Home Economy The Covid-19 (coronavirus) pandemic is leading sub-Saharan Africa into its first recession in 25 years
Growth in sub-Saharan Africa has been severely affected by the coronavirus pandemic and is expected to shrink sharply between 2019 and 2020, from 2.4 percent to -5.1 percent, plunging the region into its first recession in more than 25 years, according to the latest edition of Africa’s Pulse, the World Bank’s biannual report on Africa’s economic situation.
“The Covid-19 pandemic is challenging the limits of the world’ s companies and economies, and is likely to deal a particularly severe blow to African countries,” says Hafez Ghanem, World Bank Vice President for Africa. “We are raising maximum resources to help countries meet the immediate and life-saving medical needs of their people. That is why we are calling on official bilateral creditors for a debt service moratorium that would free up much-needed cash to strengthen health services to deal with COVID-19 and save lives, fund social safety nets to preserve livelihoods, help workers who have lost their jobs, support small and medium enterprises, and ensure food security.”
The report’s authors recommend that African policymakers focus their strategy on the goal of saving lives and protecting livelihoods, with a focus on strengthening health systems and responding quickly to minimize disruptions in food supply chains.

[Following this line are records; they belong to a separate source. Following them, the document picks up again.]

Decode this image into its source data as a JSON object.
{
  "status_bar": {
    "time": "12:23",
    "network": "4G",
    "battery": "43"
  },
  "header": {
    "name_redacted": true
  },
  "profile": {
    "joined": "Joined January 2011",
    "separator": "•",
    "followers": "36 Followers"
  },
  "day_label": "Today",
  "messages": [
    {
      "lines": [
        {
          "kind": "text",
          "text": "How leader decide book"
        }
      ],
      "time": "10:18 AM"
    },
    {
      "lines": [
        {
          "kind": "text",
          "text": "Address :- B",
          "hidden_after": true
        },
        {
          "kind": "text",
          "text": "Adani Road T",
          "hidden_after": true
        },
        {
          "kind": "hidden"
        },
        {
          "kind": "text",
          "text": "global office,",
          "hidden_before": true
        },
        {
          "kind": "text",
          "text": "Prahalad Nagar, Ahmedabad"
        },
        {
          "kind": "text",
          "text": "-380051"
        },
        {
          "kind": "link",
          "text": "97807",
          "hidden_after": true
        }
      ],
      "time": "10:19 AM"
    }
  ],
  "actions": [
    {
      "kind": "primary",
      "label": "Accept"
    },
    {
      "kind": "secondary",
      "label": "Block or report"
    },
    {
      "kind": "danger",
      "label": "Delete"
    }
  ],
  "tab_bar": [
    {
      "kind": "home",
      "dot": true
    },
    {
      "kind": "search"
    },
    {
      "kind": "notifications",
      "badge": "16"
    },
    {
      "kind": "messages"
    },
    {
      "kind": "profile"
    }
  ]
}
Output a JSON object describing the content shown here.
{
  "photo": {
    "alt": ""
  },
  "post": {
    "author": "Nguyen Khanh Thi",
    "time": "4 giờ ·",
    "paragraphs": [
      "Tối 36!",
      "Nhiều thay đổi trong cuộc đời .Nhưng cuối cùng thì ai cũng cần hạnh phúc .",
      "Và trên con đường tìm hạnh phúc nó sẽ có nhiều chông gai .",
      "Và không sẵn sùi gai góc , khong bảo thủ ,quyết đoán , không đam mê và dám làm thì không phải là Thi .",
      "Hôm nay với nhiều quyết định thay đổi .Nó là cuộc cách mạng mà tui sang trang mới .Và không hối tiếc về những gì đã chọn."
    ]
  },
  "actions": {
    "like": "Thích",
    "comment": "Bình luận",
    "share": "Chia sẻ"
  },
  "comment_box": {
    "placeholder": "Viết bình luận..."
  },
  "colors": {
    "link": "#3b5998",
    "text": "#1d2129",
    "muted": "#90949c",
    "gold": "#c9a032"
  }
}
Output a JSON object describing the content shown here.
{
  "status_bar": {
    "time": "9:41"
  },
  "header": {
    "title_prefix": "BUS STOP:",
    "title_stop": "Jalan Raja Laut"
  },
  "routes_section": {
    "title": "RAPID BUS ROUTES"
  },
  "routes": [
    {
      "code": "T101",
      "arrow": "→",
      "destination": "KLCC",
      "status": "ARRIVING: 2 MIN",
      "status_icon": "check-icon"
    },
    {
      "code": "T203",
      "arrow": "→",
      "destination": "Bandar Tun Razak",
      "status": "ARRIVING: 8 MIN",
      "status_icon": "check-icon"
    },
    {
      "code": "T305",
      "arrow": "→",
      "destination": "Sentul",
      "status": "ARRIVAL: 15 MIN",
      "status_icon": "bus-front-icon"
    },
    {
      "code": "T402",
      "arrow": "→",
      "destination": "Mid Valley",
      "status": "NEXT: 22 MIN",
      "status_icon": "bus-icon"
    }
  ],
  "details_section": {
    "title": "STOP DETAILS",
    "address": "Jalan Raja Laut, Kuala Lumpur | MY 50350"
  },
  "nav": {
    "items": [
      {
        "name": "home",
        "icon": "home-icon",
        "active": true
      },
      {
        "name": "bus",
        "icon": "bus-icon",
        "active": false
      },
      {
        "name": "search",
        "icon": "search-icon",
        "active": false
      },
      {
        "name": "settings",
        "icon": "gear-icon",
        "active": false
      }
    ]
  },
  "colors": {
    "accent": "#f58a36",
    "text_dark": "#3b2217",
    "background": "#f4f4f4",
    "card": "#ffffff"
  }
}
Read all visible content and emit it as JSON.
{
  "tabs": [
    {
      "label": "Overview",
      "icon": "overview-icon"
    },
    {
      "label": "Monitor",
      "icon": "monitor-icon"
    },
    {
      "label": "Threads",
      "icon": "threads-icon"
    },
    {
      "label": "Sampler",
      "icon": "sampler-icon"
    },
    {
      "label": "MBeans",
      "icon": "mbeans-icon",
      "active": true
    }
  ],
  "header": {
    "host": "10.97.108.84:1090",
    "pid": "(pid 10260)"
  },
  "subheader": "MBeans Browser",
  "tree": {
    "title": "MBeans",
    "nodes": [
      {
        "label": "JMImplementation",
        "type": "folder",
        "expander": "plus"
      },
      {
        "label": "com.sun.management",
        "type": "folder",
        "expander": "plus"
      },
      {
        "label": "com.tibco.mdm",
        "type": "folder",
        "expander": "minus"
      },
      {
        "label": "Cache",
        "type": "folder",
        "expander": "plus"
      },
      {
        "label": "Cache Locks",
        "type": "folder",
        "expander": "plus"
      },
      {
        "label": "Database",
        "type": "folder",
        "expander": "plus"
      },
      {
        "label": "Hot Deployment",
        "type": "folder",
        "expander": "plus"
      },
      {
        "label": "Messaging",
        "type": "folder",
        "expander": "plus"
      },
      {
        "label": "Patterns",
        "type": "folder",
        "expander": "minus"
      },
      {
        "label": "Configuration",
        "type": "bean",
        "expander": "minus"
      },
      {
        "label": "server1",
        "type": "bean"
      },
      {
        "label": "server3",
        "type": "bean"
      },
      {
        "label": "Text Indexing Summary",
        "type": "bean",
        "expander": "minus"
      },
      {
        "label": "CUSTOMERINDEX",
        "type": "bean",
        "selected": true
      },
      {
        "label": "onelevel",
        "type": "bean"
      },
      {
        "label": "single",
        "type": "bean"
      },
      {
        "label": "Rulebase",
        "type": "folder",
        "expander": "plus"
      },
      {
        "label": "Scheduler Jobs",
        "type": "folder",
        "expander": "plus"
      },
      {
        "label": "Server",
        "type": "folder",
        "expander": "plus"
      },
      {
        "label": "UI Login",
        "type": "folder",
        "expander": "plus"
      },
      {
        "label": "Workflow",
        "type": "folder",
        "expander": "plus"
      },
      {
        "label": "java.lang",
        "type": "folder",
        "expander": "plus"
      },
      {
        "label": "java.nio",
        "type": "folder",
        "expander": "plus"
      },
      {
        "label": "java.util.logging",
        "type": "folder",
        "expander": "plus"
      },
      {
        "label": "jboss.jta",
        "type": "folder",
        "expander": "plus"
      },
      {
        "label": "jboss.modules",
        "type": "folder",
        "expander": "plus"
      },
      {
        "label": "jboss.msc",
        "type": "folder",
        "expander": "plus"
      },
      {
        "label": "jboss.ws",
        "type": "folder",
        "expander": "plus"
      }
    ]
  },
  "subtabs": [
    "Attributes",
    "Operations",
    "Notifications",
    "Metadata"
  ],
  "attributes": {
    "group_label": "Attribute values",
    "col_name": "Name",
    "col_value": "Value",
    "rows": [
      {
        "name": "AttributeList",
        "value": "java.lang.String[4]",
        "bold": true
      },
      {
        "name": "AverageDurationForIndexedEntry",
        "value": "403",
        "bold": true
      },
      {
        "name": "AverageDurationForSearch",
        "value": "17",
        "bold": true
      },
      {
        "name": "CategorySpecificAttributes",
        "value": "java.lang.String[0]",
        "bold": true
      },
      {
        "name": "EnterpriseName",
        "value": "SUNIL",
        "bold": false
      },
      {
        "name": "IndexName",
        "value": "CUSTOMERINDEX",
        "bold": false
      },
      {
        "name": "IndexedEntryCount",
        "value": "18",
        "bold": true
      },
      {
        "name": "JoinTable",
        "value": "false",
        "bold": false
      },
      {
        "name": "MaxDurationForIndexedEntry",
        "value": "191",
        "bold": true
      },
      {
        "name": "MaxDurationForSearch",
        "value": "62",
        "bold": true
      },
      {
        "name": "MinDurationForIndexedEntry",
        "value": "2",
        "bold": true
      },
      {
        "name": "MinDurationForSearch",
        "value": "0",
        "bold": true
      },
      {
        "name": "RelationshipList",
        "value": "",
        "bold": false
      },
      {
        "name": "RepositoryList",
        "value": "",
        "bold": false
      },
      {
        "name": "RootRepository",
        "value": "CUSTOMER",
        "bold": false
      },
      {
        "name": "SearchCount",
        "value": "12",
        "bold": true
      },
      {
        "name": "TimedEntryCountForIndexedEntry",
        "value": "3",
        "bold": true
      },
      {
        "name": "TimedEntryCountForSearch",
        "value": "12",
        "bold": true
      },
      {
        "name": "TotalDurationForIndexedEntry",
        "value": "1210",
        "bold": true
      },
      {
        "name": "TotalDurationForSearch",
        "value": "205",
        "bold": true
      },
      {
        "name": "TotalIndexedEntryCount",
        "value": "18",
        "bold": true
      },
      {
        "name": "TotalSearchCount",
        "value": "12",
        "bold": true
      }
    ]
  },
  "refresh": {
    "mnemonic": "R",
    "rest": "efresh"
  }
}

They also call for the deployment of social protection programs, including cash transfers, food distributions, and fee waivers, to assist households and, in particular, informal sector workers.
The analysis estimates the production losses associated with the Covid-19 pandemic to be between $37 and $79 billion in 2020, due to a combination of several factors: disruption of trade and value chains, which affects commodity exporters and countries that are highly integrated into global value chains; reduction of foreign financial flows (migrant remittances, tourism receipts, foreign direct investment, foreign aid) and capital flight; direct impact of the pandemic on health systems; and disruptions due to lockdown measures and population response.
While most African countries are affected to varying degrees by the pandemic, real gross domestic product growth is expected to slow sharply in particular in the three largest economies in the region (Nigeria, Angola, and South Africa) against a backdrop of continued weak growth and investment. In general, oil-exporting countries will be most affected, while growth is expected to slow sharply in the region’s two most dynamic areas-the Economic and Monetary Union of West Africa and the East African Community-because of sluggish external demand, disruption of supply chains, and disruption of domestic production. Tourism activity is expected to pay a high price for the severe disruptions in the travel sector.
Covid-19 crisis is also likely to cause a food crisis in Africa, with a contraction in agricultural production of between 2.6 percent in the optimistic scenario but up to 7 percent in the event of trade blockages. Food imports will also decline sharply (by 13 to 25%), driven by higher transaction costs and declining domestic demand.
Several African countries have responded quickly and decisively to halt the emergence and spread of the coronavirus, largely following international guidelines. However, the report highlights several factors that may hinder the lockdown and mitigation measures that have been put in place, particularly overcrowding in informal urban neighborhoods, lack of access to water and sanitation, and weak health systems. The magnitude of the impact will ultimately depend on the response of the population, the spread of the disease, and the government’s response. Together, these factors are likely to lead to lower labor force participation, underutilization of capital, less accumulation of human capital, and lasting consequences on productivity levels.
“Faced with the Covid-19 pandemic, countries are not only taking containment measures, but are also deploying an arsenal of emergency fiscal and monetary measures, with many central banks in the region making important decisions, including lowering interest rates or injecting unprecedented levels of liquidity into the economy,” says Albert Zeufack, the World Bank’s Chief Economist for Africa. “But we need to ensure that the fiscal response incorporates social protection interventions, especially for informal sector workers, and sows the seeds for making our economies more resilient.”
Authors stress the need for an appropriate policy response that reflects the structure of African economies (including the large size of the informal sector) and the specific constraints currently facing policymakers, in particular reduced fiscal space, increased risks of debt distress, and the overall lack of operational capacity to respond to the crisis.
“Immediate measures are important, but only debt relief will provide the resources needed to fight the pandemic and preserve the region’s macroeconomic stability,” said Cesar Calderon, Senior Economist at the World Bank and lead author of the report.”
Due to the Covid-19 pandemic, national and regional economic conditions are highly fluctuating and subject to daily changes. The analysis presented in the report is based on the latest national data available as of the first week of March 2020.
The World Bank Group is taking rapid and far-reaching action to help developing countries strengthen their response to the pandemic and improve health surveillance and public health interventions, while supporting the private sector to enable businesses to continue operations and maintain jobs. It plans to provide up to $160 billion in financing over the next 15 months to help countries protect poor and vulnerable populations, support businesses, and foster economic recovery.
PRESS RELEASEN : 2020/099/AFR